Developing 'intrapreneurs' an organisational necessity
Rachel Muller-Heyndyk, November 14, 2019
A panel at the MERIT Regional Summit discussed the importance of enabling employees to adopt entrepreneurial mindsets
Developing so-called 'intrapreneurs' is an organisational necessity, according to Paul Coyle, founder and director of the Entrepreneurial Mindset Network.
Speaking on a panel at the MERIT Regional Summit in Manchester, Coyle explained that intrapreneurs are employees who act like entrepreneurs but from within their organisations.
"As we face a future which is increasingly conflicting and ambiguous, it becomes clear that we must encourage everyone to become entrepreneurial,” he said.
“We always tell our people to ask themselves a few questions: Are you overworked? Do you think there will be less work in the future? Do you think your job will exist in the future?
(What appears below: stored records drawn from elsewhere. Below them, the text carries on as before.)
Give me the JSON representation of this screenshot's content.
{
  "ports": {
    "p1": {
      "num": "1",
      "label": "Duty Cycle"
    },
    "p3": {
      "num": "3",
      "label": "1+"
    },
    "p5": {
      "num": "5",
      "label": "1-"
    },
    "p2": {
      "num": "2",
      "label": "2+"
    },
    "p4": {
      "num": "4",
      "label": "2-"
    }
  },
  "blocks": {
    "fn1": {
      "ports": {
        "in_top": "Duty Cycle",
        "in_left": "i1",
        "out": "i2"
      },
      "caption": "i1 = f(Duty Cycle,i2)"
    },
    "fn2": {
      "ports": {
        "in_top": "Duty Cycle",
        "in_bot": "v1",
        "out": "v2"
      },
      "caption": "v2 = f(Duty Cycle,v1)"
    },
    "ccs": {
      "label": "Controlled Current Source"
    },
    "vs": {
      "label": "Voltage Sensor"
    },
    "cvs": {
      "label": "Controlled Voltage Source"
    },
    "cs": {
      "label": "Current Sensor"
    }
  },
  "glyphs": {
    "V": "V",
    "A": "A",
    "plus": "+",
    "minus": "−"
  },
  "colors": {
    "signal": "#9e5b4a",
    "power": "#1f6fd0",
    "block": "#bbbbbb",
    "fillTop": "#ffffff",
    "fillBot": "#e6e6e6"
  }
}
Do you think other jobs within your sector will exist in the future?
“Whether you’re working in pharmaceuticals or you're making cartoons, your organisation will change, and the most important thing you can do is find out how to deal with that change. That’s what being an entrepreneur is all about.”
Alex Kotsos, HR director of Brown Bag Films, shared her experiences of how being out of work before finding her current role forced her to become more resourceful.
“I kept going for interviews and not getting anywhere. I was unable to get a job in HR at a meat packing company, which wasn’t even something that I was particularly interested in," she said.
"But it turned out to be one of the best things that ever happened to me. I came across the idea of positive psychology and strength at work, and realised that if you are energised and motivated by something, there is absolutely nothing that can stop you.”
Organisations seem to be taking this focus on intrapreneurialism seriously, according to an audience poll taken during the panel discussion. It found that 67% of respondents said their organisations are working on developing intrapreneurial mindsets in the workplace, compared to a third (33%) who said their organisations are not.
However, there were conflicting ideas about how to identify entrepreneurs. Aernout van Heusden, business development director at the Academy for Corporate Entrepreneurship, said it's about finding people brave enough to venture ideas.
“Everyone has the potential to be an entrepreneur; everyone has the ability to come up with new solutions. But not everyone will have the balls to come out and say something, and those are the people that you need to find," he said.
But for Kotsos, an employee's ability to voice ideas at work will depend on whether they have a solid support structure. “I don’t think this is about whether you ‘have enough balls’ or not. People need to feel as though they are in a psychologically safe environment," she said.
"There are people in your business who can help to make things simpler and faster. There are so many problem-solvers out there. But they have to feel as though they are being listened to. It's the most important thing we can do."